Available records Start Marker

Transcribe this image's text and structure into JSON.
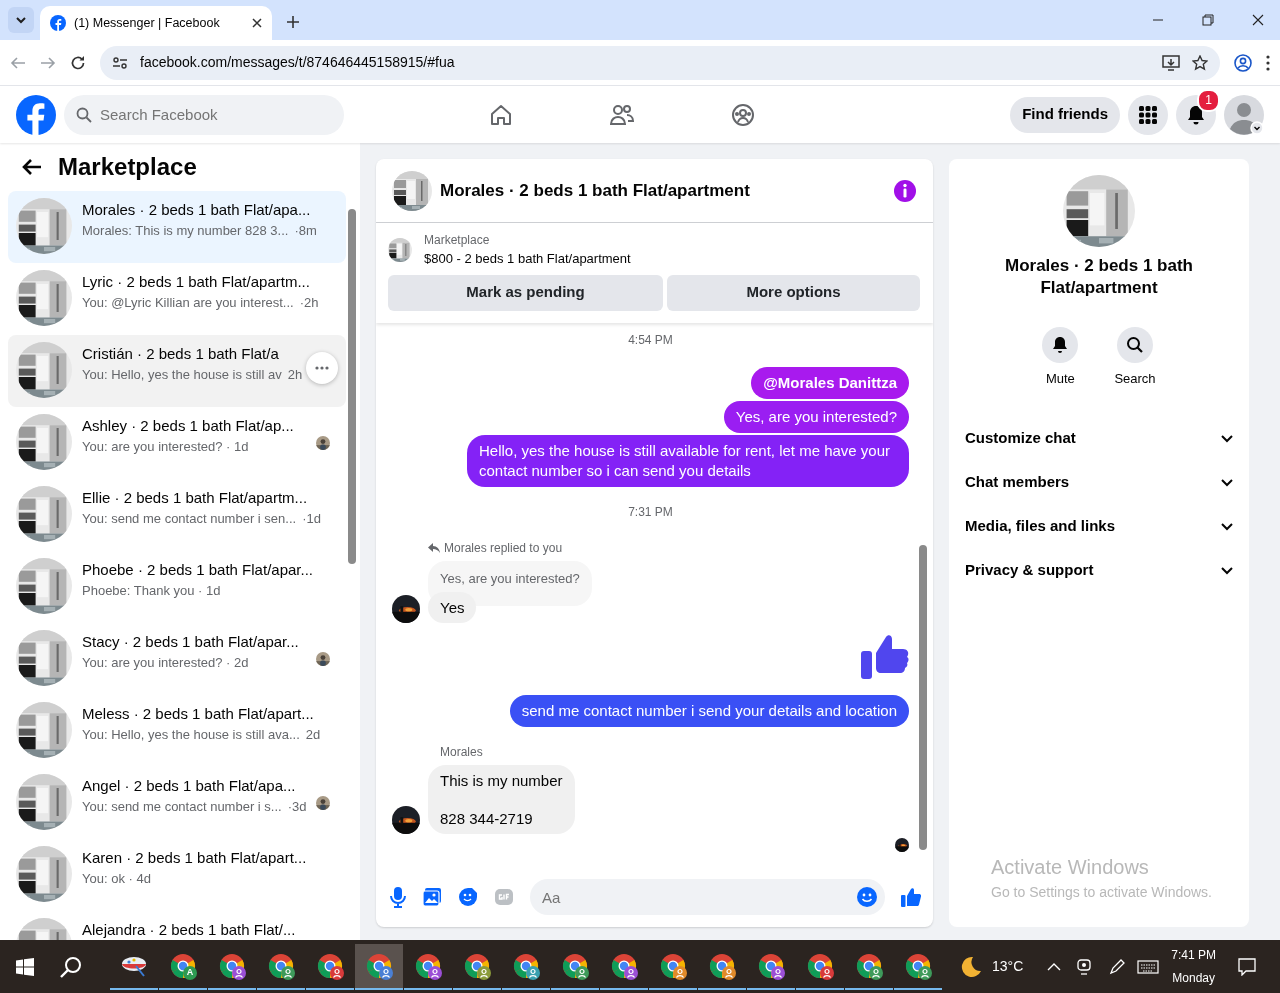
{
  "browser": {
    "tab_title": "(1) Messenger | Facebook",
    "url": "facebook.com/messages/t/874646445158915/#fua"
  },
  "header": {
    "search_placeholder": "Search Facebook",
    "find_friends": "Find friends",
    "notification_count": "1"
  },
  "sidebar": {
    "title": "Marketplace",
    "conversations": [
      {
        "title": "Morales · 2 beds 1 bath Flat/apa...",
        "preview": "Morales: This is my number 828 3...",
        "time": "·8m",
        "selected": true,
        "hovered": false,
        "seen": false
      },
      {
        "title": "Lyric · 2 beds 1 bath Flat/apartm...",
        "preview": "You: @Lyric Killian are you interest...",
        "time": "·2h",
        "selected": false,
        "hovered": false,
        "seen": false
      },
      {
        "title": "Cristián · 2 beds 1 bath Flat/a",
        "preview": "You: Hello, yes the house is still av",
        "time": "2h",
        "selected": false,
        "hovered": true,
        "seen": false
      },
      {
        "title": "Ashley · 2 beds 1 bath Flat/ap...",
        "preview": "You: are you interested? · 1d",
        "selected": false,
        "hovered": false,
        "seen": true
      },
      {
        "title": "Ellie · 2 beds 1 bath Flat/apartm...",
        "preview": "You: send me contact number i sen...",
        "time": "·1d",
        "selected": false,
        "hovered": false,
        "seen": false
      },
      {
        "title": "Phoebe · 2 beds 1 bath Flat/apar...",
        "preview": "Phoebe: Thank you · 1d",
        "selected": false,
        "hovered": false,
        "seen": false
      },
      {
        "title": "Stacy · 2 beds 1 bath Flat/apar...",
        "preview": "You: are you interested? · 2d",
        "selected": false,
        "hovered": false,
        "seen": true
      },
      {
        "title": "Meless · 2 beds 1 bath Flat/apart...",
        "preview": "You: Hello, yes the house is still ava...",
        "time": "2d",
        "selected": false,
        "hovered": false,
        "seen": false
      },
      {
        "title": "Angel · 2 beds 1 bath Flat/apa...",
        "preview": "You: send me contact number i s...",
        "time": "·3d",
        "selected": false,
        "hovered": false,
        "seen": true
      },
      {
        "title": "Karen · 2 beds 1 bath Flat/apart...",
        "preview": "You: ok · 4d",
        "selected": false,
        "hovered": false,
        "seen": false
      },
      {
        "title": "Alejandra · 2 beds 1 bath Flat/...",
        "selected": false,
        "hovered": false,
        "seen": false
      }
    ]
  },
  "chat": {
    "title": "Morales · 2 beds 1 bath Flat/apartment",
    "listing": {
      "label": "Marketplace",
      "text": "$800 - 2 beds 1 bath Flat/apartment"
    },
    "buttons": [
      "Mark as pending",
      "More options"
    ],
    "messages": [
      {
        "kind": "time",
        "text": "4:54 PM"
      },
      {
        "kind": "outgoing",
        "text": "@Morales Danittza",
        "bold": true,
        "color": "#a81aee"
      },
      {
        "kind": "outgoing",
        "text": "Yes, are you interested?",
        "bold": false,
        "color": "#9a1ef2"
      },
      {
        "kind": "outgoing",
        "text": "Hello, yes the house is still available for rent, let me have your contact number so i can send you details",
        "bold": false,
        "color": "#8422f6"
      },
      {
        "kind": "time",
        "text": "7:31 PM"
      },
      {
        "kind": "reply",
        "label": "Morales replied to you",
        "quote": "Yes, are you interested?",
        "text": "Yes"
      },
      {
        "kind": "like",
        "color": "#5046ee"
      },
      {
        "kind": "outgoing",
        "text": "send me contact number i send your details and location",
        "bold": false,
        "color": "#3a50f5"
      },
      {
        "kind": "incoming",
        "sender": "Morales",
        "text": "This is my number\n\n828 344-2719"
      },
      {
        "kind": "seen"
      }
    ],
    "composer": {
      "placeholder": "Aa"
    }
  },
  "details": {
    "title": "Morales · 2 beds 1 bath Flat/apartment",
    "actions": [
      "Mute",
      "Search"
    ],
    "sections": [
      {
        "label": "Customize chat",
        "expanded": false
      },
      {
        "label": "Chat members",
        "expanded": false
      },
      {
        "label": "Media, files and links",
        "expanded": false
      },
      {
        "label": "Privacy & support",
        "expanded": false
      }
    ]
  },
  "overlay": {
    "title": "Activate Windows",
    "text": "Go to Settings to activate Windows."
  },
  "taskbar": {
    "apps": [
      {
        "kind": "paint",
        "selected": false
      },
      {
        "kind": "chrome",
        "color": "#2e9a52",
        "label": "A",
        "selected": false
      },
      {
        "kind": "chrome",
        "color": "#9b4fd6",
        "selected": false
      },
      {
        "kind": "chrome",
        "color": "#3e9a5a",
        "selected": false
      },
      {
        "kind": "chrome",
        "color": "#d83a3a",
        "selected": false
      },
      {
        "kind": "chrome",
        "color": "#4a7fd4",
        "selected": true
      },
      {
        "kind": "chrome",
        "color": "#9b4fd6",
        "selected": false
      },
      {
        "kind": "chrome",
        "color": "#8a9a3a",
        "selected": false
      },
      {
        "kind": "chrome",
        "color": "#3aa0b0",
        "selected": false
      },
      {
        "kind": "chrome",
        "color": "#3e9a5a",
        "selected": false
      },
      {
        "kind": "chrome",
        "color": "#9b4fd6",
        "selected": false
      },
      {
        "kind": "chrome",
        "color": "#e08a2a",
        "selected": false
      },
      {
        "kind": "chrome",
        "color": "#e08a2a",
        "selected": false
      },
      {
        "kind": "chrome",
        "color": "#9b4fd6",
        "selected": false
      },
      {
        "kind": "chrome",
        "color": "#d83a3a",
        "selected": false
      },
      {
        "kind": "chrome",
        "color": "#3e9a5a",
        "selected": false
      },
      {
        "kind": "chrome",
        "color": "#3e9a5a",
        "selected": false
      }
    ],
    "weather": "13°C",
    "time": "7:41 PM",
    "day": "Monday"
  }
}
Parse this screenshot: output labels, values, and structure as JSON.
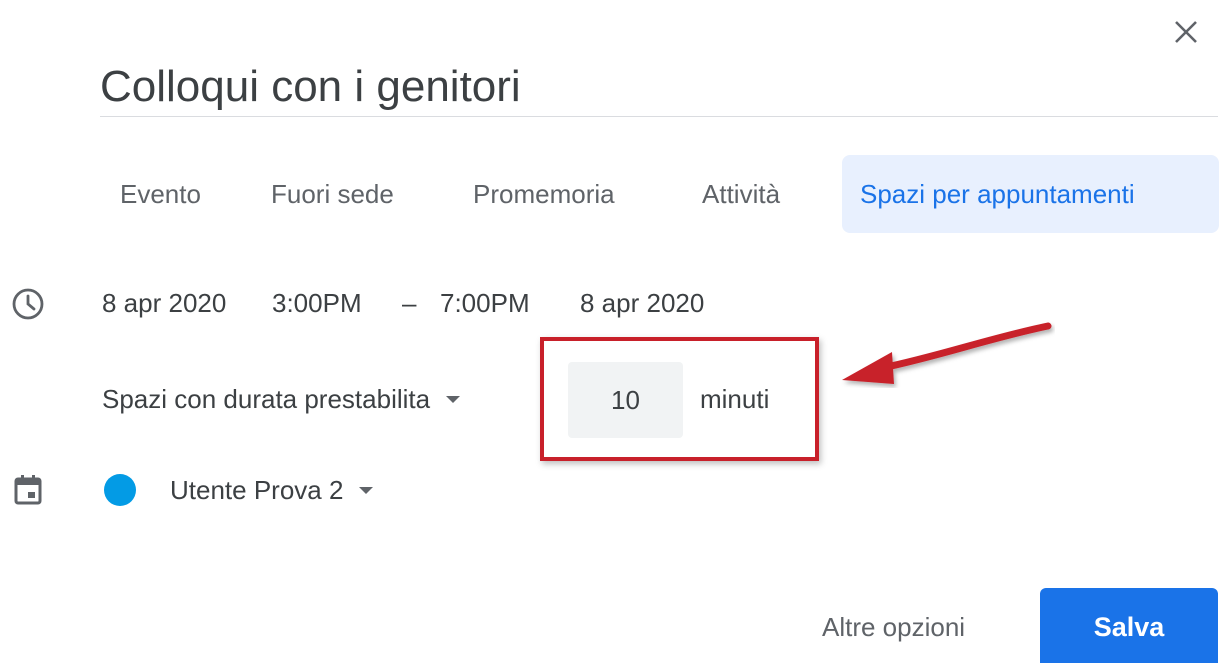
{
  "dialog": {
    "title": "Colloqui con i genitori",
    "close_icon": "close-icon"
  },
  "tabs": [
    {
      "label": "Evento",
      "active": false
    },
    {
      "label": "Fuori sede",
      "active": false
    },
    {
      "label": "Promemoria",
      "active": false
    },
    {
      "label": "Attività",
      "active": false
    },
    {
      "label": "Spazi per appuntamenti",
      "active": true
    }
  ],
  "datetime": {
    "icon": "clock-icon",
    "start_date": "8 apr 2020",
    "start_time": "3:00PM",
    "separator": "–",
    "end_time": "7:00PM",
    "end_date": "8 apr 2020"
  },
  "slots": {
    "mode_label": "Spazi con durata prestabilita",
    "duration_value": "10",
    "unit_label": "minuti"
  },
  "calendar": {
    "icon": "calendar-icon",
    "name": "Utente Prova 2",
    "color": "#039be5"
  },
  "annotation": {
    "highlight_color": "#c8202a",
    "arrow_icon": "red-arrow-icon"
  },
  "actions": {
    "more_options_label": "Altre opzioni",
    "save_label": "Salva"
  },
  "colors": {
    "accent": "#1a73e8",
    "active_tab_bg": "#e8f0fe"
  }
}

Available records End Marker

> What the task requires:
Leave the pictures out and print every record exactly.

> Answer box:
Transcribe this image's text and structure into JSON.
{
  "browser": {
    "tab_title": "(1) Messenger | Facebook",
    "url": "facebook.com/messages/t/874646445158915/#fua"
  },
  "header": {
    "search_placeholder": "Search Facebook",
    "find_friends": "Find friends",
    "notification_count": "1"
  },
  "sidebar": {
    "title": "Marketplace",
    "conversations": [
      {
        "title": "Morales · 2 beds 1 bath Flat/apa...",
        "preview": "Morales: This is my number 828 3...",
        "time": "·8m",
        "selected": true,
        "hovered": false,
        "seen": false
      },
      {
        "title": "Lyric · 2 beds 1 bath Flat/apartm...",
        "preview": "You: @Lyric Killian are you interest...",
        "time": "·2h",
        "selected": false,
        "hovered": false,
        "seen": false
      },
      {
        "title": "Cristián · 2 beds 1 bath Flat/a",
        "preview": "You: Hello, yes the house is still av",
        "time": "2h",
        "selected": false,
        "hovered": true,
        "seen": false
      },
      {
        "title": "Ashley · 2 beds 1 bath Flat/ap...",
        "preview": "You: are you interested? · 1d",
        "selected": false,
        "hovered": false,
        "seen": true
      },
      {
        "title": "Ellie · 2 beds 1 bath Flat/apartm...",
        "preview": "You: send me contact number i sen...",
        "time": "·1d",
        "selected": false,
        "hovered": false,
        "seen": false
      },
      {
        "title": "Phoebe · 2 beds 1 bath Flat/apar...",
        "preview": "Phoebe: Thank you · 1d",
        "selected": false,
        "hovered": false,
        "seen": false
      },
      {
        "title": "Stacy · 2 beds 1 bath Flat/apar...",
        "preview": "You: are you interested? · 2d",
        "selected": false,
        "hovered": false,
        "seen": true
      },
      {
        "title": "Meless · 2 beds 1 bath Flat/apart...",
        "preview": "You: Hello, yes the house is still ava...",
        "time": "2d",
        "selected": false,
        "hovered": false,
        "seen": false
      },
      {
        "title": "Angel · 2 beds 1 bath Flat/apa...",
        "preview": "You: send me contact number i s...",
        "time": "·3d",
        "selected": false,
        "hovered": false,
        "seen": true
      },
      {
        "title": "Karen · 2 beds 1 bath Flat/apart...",
        "preview": "You: ok · 4d",
        "selected": false,
        "hovered": false,
        "seen": false
      },
      {
        "title": "Alejandra · 2 beds 1 bath Flat/...",
        "selected": false,
        "hovered": false,
        "seen": false
      }
    ]
  },
  "chat": {
    "title": "Morales · 2 beds 1 bath Flat/apartment",
    "listing": {
      "label": "Marketplace",
      "text": "$800 - 2 beds 1 bath Flat/apartment"
    },
    "buttons": [
      "Mark as pending",
      "More options"
    ],
    "messages": [
      {
        "kind": "time",
        "text": "4:54 PM"
      },
      {
        "kind": "outgoing",
        "text": "@Morales Danittza",
        "bold": true,
        "color": "#a81aee"
      },
      {
        "kind": "outgoing",
        "text": "Yes, are you interested?",
        "bold": false,
        "color": "#9a1ef2"
      },
      {
        "kind": "outgoing",
        "text": "Hello, yes the house is still available for rent, let me have your contact number so i can send you details",
        "bold": false,
        "color": "#8422f6"
      },
      {
        "kind": "time",
        "text": "7:31 PM"
      },
      {
        "kind": "reply",
        "label": "Morales replied to you",
        "quote": "Yes, are you interested?",
        "text": "Yes"
      },
      {
        "kind": "like",
        "color": "#5046ee"
      },
      {
        "kind": "outgoing",
        "text": "send me contact number i send your details and location",
        "bold": false,
        "color": "#3a50f5"
      },
      {
        "kind": "incoming",
        "sender": "Morales",
        "text": "This is my number\n\n828 344-2719"
      },
      {
        "kind": "seen"
      }
    ],
    "composer": {
      "placeholder": "Aa"
    }
  },
  "details": {
    "title": "Morales · 2 beds 1 bath Flat/apartment",
    "actions": [
      "Mute",
      "Search"
    ],
    "sections": [
      {
        "label": "Customize chat",
        "expanded": false
      },
      {
        "label": "Chat members",
        "expanded": false
      },
      {
        "label": "Media, files and links",
        "expanded": false
      },
      {
        "label": "Privacy & support",
        "expanded": false
      }
    ]
  },
  "overlay": {
    "title": "Activate Windows",
    "text": "Go to Settings to activate Windows."
  },
  "taskbar": {
    "apps": [
      {
        "kind": "paint",
        "selected": false
      },
      {
        "kind": "chrome",
        "color": "#2e9a52",
        "label": "A",
        "selected": false
      },
      {
        "kind": "chrome",
        "color": "#9b4fd6",
        "selected": false
      },
      {
        "kind": "chrome",
        "color": "#3e9a5a",
        "selected": false
      },
      {
        "kind": "chrome",
        "color": "#d83a3a",
        "selected": false
      },
      {
        "kind": "chrome",
        "color": "#4a7fd4",
        "selected": true
      },
      {
        "kind": "chrome",
        "color": "#9b4fd6",
        "selected": false
      },
      {
        "kind": "chrome",
        "color": "#8a9a3a",
        "selected": false
      },
      {
        "kind": "chrome",
        "color": "#3aa0b0",
        "selected": false
      },
      {
        "kind": "chrome",
        "color": "#3e9a5a",
        "selected": false
      },
      {
        "kind": "chrome",
        "color": "#9b4fd6",
        "selected": false
      },
      {
        "kind": "chrome",
        "color": "#e08a2a",
        "selected": false
      },
      {
        "kind": "chrome",
        "color": "#e08a2a",
        "selected": false
      },
      {
        "kind": "chrome",
        "color": "#9b4fd6",
        "selected": false
      },
      {
        "kind": "chrome",
        "color": "#d83a3a",
        "selected": false
      },
      {
        "kind": "chrome",
        "color": "#3e9a5a",
        "selected": false
      },
      {
        "kind": "chrome",
        "color": "#3e9a5a",
        "selected": false
      }
    ],
    "weather": "13°C",
    "time": "7:41 PM",
    "day": "Monday"
  }
}
Parse this screenshot: output labels, values, and structure as JSON.
{
  "dialog": {
    "title": "Colloqui con i genitori",
    "close_icon": "close-icon"
  },
  "tabs": [
    {
      "label": "Evento",
      "active": false
    },
    {
      "label": "Fuori sede",
      "active": false
    },
    {
      "label": "Promemoria",
      "active": false
    },
    {
      "label": "Attività",
      "active": false
    },
    {
      "label": "Spazi per appuntamenti",
      "active": true
    }
  ],
  "datetime": {
    "icon": "clock-icon",
    "start_date": "8 apr 2020",
    "start_time": "3:00PM",
    "separator": "–",
    "end_time": "7:00PM",
    "end_date": "8 apr 2020"
  },
  "slots": {
    "mode_label": "Spazi con durata prestabilita",
    "duration_value": "10",
    "unit_label": "minuti"
  },
  "calendar": {
    "icon": "calendar-icon",
    "name": "Utente Prova 2",
    "color": "#039be5"
  },
  "annotation": {
    "highlight_color": "#c8202a",
    "arrow_icon": "red-arrow-icon"
  },
  "actions": {
    "more_options_label": "Altre opzioni",
    "save_label": "Salva"
  },
  "colors": {
    "accent": "#1a73e8",
    "active_tab_bg": "#e8f0fe"
  }
}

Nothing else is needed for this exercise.